RALEIGH, N.C. (WNCN) — Nearly one-third of the new COVID-19 cases reported in North Carolina during the past week were between 18 and 24 years old, a CBS17.com data analysis found.
With area colleges announcing clusters on their campuses on an almost daily basis, CBS17.com analyzed the Department of Health and Human Services’ daily updates to its demographic breakdown of the state’s new cases to put into perspective how quickly the virus is spreading among the youngest adults — those of college age and slightly older.
“We knew that this was going to be something we needed to watch very closely,” DHHS Secretary Dr. Mandy Cohen said.
Those aged 18-24 account for 23,711 of the 157,741 total cases — or, 15 percent — since the start of the pandemic in March, according to the agency’s most recent update Tuesday.
But a closer look at the numbers illustrates how that percentage has grown recently.
That share of cases among all age groups has grown by a full percentage point from 14 percent — a significant change because of how large the total number of cases has become.
From Aug. 18 until Tuesday, the state added 10,962 new cases of COVID-19, with more than 3,000 of them in the 18-24 age bracket.
And during that time, the number of cases involving people in that age group increased by 15 percent — while the cumulative total for those younger than 18 and older than 24 increased by just 6 percent.
And while nursing homes have been particular hot spots for COVID-19 throughout the pandemic — with a more vulnerable population living in relatively close quarters — the growth of cases over the past week in that age demographic appears to be slower by comparison: For those older than 65 years old, the number of cases increased by about 5 percent.
The trend among the youngest adults extends to the beginning of the month.
Over the past three weeks, the number of cases associated with people aged 18-24 increased by more than 30 percent while the total for all other age groups rose by slightly over 20 percent.
The past few weeks have been marked by clusters of COVID-19 popping up at colleges and universities across the state.
“And I think what we have been trying to do is make sure that we are understanding what are the drivers of that spread,” Cohen said. “And what we are seeing is that spread of virus is in social gatherings, parties, particularly ones that are off campus, as well as housing that is off campus.

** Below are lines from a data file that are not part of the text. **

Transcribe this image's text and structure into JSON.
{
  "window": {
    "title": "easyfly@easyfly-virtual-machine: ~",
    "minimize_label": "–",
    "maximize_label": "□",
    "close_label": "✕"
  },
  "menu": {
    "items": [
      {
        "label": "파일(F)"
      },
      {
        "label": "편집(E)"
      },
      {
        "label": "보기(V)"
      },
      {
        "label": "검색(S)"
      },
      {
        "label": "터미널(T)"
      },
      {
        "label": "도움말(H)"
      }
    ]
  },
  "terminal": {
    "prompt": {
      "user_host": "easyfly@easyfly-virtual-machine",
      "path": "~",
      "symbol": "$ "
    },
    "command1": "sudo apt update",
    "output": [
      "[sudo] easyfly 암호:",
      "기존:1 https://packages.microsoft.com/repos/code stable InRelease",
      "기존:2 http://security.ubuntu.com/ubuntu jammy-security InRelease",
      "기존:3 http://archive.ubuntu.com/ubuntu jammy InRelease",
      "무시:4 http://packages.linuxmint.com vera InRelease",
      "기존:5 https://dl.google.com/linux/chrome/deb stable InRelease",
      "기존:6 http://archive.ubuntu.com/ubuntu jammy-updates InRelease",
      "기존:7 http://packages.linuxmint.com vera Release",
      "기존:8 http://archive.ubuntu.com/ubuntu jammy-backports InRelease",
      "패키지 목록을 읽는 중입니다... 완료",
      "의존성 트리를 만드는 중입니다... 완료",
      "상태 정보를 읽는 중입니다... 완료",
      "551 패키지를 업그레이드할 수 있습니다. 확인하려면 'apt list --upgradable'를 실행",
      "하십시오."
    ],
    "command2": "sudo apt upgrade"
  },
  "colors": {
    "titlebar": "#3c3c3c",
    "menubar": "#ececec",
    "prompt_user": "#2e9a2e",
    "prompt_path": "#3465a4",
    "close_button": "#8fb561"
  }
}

“What that shows us is that, ‘Look, off-campus in particular is still subject to our executive orders, those that should be limiting gatherings and requiring face coverings,” she added. “Those are the things that really need to be part of the actions that everyone is taking.”
The two largest schools in the University of North Carolina system — UNC Chapel Hill and North Carolina State University — both initially opened their campuses for in-person classes, only to suspend them and switch their undergraduates to online instruction after several clusters were reported at the two institutions, either in fraternity or sorority houses or residence halls.
According to UNC’s online dashboard, more than 32 percent of students who were tested from Aug. 17-23 were found to have the virus, and they accounted for 505 positives.
East Carolina University also moved to online classes while UNC Charlotte said it would delay in-person learning until October and start the academic year next month with remote instruction.
And earlier this week, CBS 17 News reported that a handful of ZIP codes where the number of COVID-19 cases has shown the most growth over the past two weeks were located close to college campuses, including UNC and N.C. State.